Knowing that you’re different from everyone else can cause a lot of anxiety while growing up, but it’s not easy for the parent either. It can be made more difficult for a number of reasons. Some kids make it obvious. The signs are distinct enough that you know something is different right away. Then again, some children are more high-functioning than others, and will fit in with their peers just fine. This can make it exceedingly difficult to figure out whether or not your child has special needs, especially if you’re not familiar with the signs. Here are some of the things you should be on the lookout for.
One of the biggest concerns for any parent should be knowing that the signs to look for at depend on the age of the child. If you aren’t always around developing children (especially special needs children), then you may not even realize that your child is lagging behind. We often focus on verbal communication when we consider special needs, but a child can have issues with vision and hearing as well, and it’s important to take these functions into consideration too.
If your child has trouble seeing, then he or she might frequently touch or rub at their eyes. If a child tries to track your movement, but never maintains contact, there could be trouble brewing. Pay close attention to how your child interacts with toys, junk lying around on the floor, and other people. If your child complains of aches and pains in the ear or head, has infections and allergies, or speaks with abnormal volume, then he or she might have trouble hearing. Other signs to look for include response time to sounds, or inability to maintain eye contact after an abrupt noise. If your child can’t understand you, it doesn’t necessarily mean there’s any mental impairment–your child might just not hear properly.
Knowing whether or not a child has special needs while thinking is much more difficult to recognize because of how brain function progresses. Even by the first birthday, your child should be able to recognize you and the people most often around. By the second birthday, your child should have learned how to point. This signifies learning to identify simple objects. If your child isn’t talking by his or her third birthday, then you should consider finding help.

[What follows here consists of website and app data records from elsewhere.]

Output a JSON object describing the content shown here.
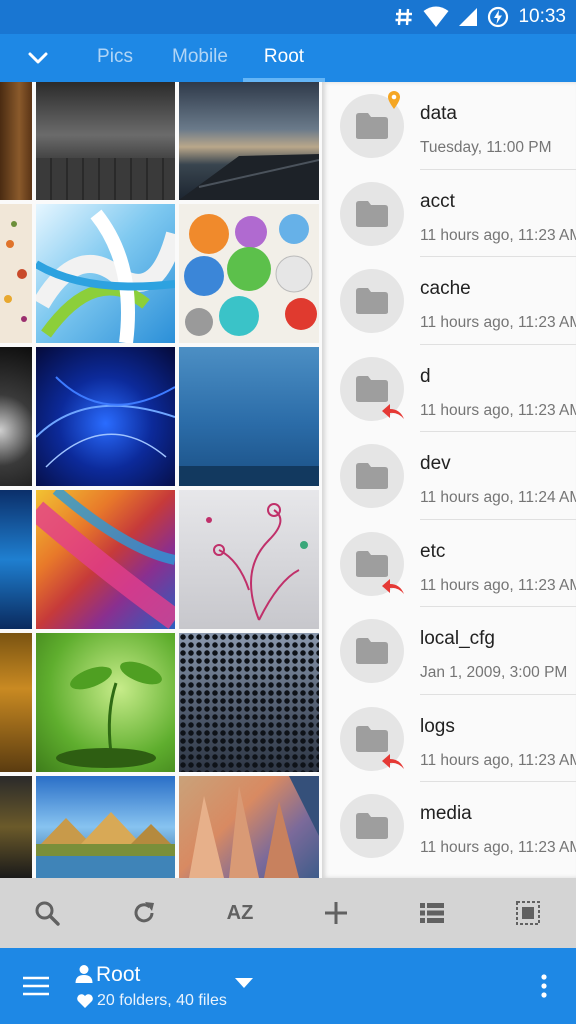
{
  "status_bar": {
    "time": "10:33",
    "icons": [
      "hash-icon",
      "wifi-icon",
      "signal-icon",
      "battery-charging-icon"
    ]
  },
  "tabs": {
    "items": [
      {
        "label": "Pics",
        "active": false
      },
      {
        "label": "Mobile",
        "active": false
      },
      {
        "label": "Root",
        "active": true
      }
    ]
  },
  "gallery": {
    "thumbnails": [
      "wood-texture",
      "dark-metal-wall",
      "pier-sunset",
      "autumn-leaves",
      "3d-ribbons",
      "smiling-gears",
      "dark-gradient",
      "blue-abstract-swirl",
      "underwater-blue",
      "blue-wave",
      "rainbow-feathers",
      "floral-swirls",
      "autumn-forest",
      "green-sprout",
      "metal-mesh",
      "night-lights",
      "pyramids-landscape",
      "cubist-painting"
    ]
  },
  "files": [
    {
      "name": "data",
      "meta": "Tuesday, 11:00 PM",
      "badge": "pin"
    },
    {
      "name": "acct",
      "meta": "11 hours ago, 11:23 AM",
      "badge": ""
    },
    {
      "name": "cache",
      "meta": "11 hours ago, 11:23 AM",
      "badge": ""
    },
    {
      "name": "d",
      "meta": "11 hours ago, 11:23 AM",
      "badge": "link"
    },
    {
      "name": "dev",
      "meta": "11 hours ago, 11:24 AM",
      "badge": ""
    },
    {
      "name": "etc",
      "meta": "11 hours ago, 11:23 AM",
      "badge": "link"
    },
    {
      "name": "local_cfg",
      "meta": "Jan 1, 2009, 3:00 PM",
      "badge": ""
    },
    {
      "name": "logs",
      "meta": "11 hours ago, 11:23 AM",
      "badge": "link"
    },
    {
      "name": "media",
      "meta": "11 hours ago, 11:23 AM",
      "badge": ""
    }
  ],
  "toolbar": {
    "sort_label": "AZ",
    "icons": [
      "search-icon",
      "refresh-icon",
      "sort-az-icon",
      "add-icon",
      "view-list-icon",
      "select-all-icon"
    ]
  },
  "appbar": {
    "title": "Root",
    "subtitle": "20 folders, 40 files"
  },
  "colors": {
    "status_bar": "#1976d2",
    "primary": "#1e88e5",
    "tab_indicator": "#64b5f6",
    "toolbar_bg": "#d4d4d4",
    "folder_circle": "#e5e5e5",
    "folder_icon": "#9e9e9e",
    "pin_badge": "#f5a623",
    "link_badge": "#e53935"
  }
}
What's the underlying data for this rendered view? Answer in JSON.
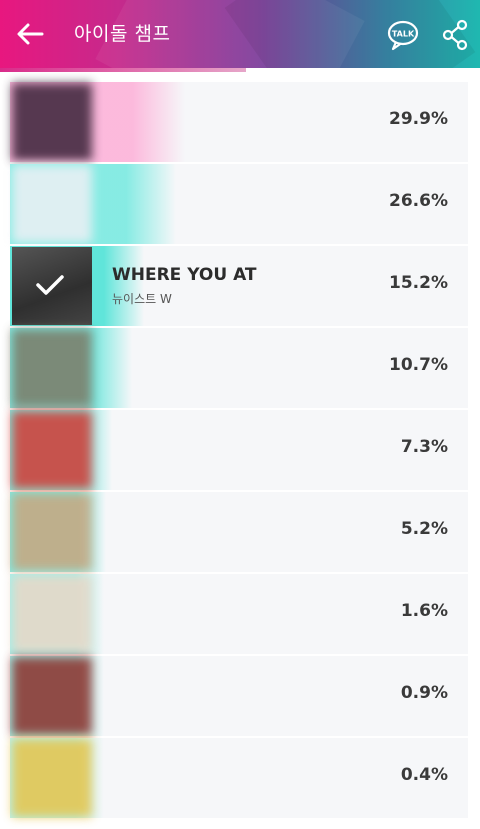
{
  "header": {
    "title": "아이돌 챔프",
    "talk_label": "TALK"
  },
  "colors": {
    "gradient_start": "#e8177f",
    "gradient_end": "#1fb8b0",
    "bar_pink": "#ff9fd0",
    "bar_teal": "#4fe3d6",
    "row_bg": "#f6f7f9"
  },
  "ranking": [
    {
      "title": "",
      "artist": "",
      "percent": "29.9%",
      "share": 0.299,
      "bar_color": "#ff9fd0",
      "thumb_color": "#3a2238",
      "blurred": true,
      "selected": false
    },
    {
      "title": "",
      "artist": "",
      "percent": "26.6%",
      "share": 0.266,
      "bar_color": "#57e6da",
      "thumb_color": "#eef0f5",
      "blurred": true,
      "selected": false
    },
    {
      "title": "WHERE YOU AT",
      "artist": "뉴이스트 W",
      "percent": "15.2%",
      "share": 0.152,
      "bar_color": "#4fe3d6",
      "thumb_color": "#3d3d3d",
      "blurred": false,
      "selected": true
    },
    {
      "title": "",
      "artist": "",
      "percent": "10.7%",
      "share": 0.107,
      "bar_color": "#4fe3d6",
      "thumb_color": "#7a7a66",
      "blurred": true,
      "selected": false
    },
    {
      "title": "",
      "artist": "",
      "percent": "7.3%",
      "share": 0.073,
      "bar_color": "#4fe3d6",
      "thumb_color": "#d33a34",
      "blurred": true,
      "selected": false
    },
    {
      "title": "",
      "artist": "",
      "percent": "5.2%",
      "share": 0.052,
      "bar_color": "#4fe3d6",
      "thumb_color": "#c9a57e",
      "blurred": true,
      "selected": false
    },
    {
      "title": "",
      "artist": "",
      "percent": "1.6%",
      "share": 0.016,
      "bar_color": "#7fece3",
      "thumb_color": "#ead7c6",
      "blurred": true,
      "selected": false
    },
    {
      "title": "",
      "artist": "",
      "percent": "0.9%",
      "share": 0.009,
      "bar_color": "#7fece3",
      "thumb_color": "#8c2f2a",
      "blurred": true,
      "selected": false
    },
    {
      "title": "",
      "artist": "",
      "percent": "0.4%",
      "share": 0.004,
      "bar_color": "#9ff0ea",
      "thumb_color": "#e6c44a",
      "blurred": true,
      "selected": false
    }
  ]
}
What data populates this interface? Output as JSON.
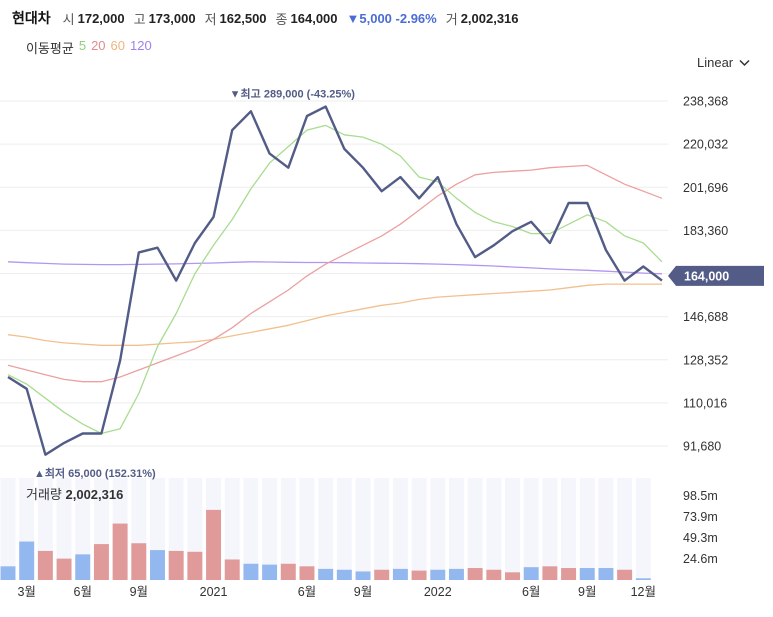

You should notice your child becoming much more active by the fourth birthday. This is the point in time at which he or she will enjoy storytime and start to become curious and ask questions. In addition, your child should be getting more comfortable when answering the questions you ask. Over the next few years, your child will learn colors, shapes, numbers, and the alphabet. When in a classroom setting, the child’s teacher will likely become aware of any issues you haven’t noticed yourself. However, it’s important that you catch special needs early on in order to combat lasting effects later in life. Doing so can help your child better fit in and adapt to social situations as they arise. It’ll make your life as a parent that much easier as well!